* What is required *
Among the lines below, copy each one in which "logged" appears.

* Data supplied *
□ □ □ □ □

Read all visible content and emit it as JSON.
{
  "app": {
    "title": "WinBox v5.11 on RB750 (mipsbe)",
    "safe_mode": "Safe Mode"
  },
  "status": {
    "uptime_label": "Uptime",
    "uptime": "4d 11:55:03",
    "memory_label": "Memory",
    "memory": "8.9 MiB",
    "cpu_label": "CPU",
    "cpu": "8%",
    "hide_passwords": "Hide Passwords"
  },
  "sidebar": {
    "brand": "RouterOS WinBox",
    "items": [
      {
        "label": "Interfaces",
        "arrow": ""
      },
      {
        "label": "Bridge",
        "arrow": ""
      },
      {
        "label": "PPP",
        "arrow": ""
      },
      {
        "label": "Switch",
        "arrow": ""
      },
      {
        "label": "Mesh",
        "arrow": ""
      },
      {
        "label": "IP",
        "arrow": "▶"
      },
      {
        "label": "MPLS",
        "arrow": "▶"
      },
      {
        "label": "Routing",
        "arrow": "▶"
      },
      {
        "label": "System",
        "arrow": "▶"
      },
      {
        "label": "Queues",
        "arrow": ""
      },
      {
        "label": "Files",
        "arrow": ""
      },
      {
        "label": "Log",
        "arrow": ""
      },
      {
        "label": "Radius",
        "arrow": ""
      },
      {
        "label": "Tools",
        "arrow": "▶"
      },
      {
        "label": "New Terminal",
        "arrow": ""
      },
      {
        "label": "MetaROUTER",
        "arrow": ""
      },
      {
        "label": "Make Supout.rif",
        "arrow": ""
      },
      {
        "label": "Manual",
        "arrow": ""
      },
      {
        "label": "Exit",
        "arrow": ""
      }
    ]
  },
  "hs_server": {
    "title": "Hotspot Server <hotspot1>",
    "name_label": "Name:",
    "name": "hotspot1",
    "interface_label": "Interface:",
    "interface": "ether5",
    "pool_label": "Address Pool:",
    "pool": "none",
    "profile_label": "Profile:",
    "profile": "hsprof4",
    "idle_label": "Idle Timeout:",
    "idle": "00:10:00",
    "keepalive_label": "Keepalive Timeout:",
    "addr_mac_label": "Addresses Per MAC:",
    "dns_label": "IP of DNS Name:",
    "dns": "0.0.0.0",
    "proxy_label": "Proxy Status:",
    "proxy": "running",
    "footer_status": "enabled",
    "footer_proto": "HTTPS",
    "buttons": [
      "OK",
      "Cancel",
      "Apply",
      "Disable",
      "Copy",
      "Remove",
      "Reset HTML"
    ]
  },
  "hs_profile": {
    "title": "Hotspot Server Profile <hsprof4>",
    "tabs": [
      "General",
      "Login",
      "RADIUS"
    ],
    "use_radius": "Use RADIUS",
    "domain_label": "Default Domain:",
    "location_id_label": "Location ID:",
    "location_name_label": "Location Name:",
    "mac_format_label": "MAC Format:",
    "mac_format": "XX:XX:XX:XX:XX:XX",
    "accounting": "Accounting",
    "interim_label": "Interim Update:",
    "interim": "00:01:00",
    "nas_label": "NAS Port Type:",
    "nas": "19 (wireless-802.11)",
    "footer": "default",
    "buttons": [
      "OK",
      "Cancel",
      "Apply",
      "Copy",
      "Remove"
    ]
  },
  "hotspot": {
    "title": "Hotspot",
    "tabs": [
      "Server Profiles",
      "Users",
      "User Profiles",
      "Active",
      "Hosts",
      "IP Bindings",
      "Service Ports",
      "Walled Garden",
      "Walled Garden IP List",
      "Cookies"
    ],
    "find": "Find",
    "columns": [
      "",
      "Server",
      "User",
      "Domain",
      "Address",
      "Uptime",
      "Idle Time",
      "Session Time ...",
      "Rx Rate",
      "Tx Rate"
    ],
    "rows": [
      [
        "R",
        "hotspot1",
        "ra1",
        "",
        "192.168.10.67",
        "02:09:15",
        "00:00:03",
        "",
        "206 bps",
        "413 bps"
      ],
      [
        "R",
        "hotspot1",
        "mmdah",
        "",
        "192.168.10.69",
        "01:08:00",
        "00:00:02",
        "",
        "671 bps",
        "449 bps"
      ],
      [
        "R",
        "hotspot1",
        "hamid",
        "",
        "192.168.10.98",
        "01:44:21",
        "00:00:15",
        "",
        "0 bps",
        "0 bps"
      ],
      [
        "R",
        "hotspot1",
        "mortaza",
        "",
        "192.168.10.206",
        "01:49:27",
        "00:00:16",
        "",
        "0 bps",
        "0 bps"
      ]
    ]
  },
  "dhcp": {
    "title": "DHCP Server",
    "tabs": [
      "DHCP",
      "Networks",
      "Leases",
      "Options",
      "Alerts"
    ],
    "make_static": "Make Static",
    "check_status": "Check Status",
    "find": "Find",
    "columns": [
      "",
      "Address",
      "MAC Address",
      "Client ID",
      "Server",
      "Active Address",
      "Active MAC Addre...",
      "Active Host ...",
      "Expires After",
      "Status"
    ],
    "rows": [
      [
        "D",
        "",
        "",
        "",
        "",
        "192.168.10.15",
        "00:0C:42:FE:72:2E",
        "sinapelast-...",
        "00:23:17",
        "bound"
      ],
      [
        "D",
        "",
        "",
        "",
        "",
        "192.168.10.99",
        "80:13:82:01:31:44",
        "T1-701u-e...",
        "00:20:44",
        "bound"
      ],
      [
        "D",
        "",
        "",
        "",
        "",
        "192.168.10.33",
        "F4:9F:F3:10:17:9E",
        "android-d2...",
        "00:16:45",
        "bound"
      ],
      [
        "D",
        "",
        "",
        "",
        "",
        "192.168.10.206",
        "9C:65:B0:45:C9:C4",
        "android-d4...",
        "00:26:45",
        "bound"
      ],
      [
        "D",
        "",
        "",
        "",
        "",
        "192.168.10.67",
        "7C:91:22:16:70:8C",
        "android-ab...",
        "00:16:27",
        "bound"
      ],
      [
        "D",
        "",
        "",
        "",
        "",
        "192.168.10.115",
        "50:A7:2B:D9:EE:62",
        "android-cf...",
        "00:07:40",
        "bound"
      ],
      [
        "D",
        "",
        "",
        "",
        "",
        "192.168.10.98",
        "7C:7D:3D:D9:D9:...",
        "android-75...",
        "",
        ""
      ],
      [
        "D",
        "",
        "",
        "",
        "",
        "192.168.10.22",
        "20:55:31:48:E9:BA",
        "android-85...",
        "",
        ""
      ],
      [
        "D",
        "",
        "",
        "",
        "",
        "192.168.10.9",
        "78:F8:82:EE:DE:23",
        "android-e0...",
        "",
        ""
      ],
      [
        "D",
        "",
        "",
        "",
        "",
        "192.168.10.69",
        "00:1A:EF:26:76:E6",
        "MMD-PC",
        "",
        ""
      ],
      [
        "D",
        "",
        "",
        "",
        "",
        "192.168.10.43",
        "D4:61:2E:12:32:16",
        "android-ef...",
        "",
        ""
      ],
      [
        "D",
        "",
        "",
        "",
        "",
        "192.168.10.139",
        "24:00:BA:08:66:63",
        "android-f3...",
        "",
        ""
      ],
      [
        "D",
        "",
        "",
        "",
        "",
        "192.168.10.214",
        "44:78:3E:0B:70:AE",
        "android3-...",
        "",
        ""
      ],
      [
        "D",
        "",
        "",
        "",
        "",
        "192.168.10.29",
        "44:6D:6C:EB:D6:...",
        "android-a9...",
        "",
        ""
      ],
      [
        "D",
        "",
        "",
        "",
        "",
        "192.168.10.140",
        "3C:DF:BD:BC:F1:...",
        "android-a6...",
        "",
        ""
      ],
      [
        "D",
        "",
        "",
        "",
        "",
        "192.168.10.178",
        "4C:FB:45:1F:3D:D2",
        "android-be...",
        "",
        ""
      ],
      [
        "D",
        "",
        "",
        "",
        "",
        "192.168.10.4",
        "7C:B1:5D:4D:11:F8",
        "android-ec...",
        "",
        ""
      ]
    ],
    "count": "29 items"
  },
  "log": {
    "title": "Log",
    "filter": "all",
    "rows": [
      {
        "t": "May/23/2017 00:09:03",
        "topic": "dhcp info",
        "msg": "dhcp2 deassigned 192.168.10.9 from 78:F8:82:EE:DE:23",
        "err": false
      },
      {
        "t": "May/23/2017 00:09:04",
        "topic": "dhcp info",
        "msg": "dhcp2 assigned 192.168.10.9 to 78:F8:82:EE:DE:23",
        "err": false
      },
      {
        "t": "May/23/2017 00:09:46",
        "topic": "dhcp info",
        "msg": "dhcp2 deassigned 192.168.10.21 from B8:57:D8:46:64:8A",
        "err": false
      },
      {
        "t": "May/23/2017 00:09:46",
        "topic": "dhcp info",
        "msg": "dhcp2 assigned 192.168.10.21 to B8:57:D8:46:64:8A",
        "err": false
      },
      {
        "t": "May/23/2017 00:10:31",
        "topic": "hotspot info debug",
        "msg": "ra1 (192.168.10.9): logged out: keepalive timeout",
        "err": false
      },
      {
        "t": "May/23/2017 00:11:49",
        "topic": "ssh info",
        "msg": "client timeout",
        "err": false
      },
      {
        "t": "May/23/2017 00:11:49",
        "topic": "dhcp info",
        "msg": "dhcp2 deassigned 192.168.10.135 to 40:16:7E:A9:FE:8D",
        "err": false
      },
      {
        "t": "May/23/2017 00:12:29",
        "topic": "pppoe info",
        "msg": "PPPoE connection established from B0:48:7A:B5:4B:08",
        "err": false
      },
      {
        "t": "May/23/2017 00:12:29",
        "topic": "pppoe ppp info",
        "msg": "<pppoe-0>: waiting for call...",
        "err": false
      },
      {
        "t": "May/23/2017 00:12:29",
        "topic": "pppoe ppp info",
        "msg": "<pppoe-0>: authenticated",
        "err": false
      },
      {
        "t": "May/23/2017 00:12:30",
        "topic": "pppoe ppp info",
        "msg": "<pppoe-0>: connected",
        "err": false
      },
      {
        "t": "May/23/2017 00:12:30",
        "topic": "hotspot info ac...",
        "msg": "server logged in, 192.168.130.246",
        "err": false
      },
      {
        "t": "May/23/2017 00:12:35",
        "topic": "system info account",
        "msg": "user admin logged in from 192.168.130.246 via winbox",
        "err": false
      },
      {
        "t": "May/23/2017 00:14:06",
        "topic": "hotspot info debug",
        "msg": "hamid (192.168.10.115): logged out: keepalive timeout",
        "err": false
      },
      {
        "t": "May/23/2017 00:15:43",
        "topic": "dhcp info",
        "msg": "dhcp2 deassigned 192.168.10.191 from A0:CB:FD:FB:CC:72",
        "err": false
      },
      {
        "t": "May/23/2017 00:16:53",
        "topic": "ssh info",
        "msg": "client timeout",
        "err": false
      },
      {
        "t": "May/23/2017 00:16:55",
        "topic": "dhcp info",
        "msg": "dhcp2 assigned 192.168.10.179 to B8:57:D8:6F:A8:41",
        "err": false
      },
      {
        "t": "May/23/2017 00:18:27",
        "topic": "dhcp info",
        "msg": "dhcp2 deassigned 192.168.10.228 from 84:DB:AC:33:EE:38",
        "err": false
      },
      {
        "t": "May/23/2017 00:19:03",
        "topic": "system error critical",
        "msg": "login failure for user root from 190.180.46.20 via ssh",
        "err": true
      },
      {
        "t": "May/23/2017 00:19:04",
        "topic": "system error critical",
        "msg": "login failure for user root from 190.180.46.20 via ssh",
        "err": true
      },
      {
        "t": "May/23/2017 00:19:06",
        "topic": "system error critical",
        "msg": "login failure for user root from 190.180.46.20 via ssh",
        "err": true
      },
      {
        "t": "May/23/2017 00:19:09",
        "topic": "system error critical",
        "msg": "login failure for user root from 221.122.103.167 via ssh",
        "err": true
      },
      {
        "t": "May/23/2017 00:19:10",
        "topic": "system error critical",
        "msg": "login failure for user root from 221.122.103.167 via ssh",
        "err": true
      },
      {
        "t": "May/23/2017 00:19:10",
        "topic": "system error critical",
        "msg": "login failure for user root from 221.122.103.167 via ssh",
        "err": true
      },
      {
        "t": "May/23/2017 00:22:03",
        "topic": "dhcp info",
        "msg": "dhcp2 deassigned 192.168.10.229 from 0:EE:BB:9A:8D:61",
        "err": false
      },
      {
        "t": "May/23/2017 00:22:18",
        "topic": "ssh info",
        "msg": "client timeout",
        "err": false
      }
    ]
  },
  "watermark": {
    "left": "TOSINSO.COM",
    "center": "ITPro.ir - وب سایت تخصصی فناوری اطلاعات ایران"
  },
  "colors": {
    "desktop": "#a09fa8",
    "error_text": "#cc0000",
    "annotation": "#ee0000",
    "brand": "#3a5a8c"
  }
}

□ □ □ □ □

* Answer to this problem *
        "msg": "ra1 (192.168.10.9): logged out: keepalive timeout",
        "msg": "server logged in, 192.168.130.246",
        "msg": "user admin logged in from 192.168.130.246 via winbox",
        "msg": "hamid (192.168.10.115): logged out: keepalive timeout",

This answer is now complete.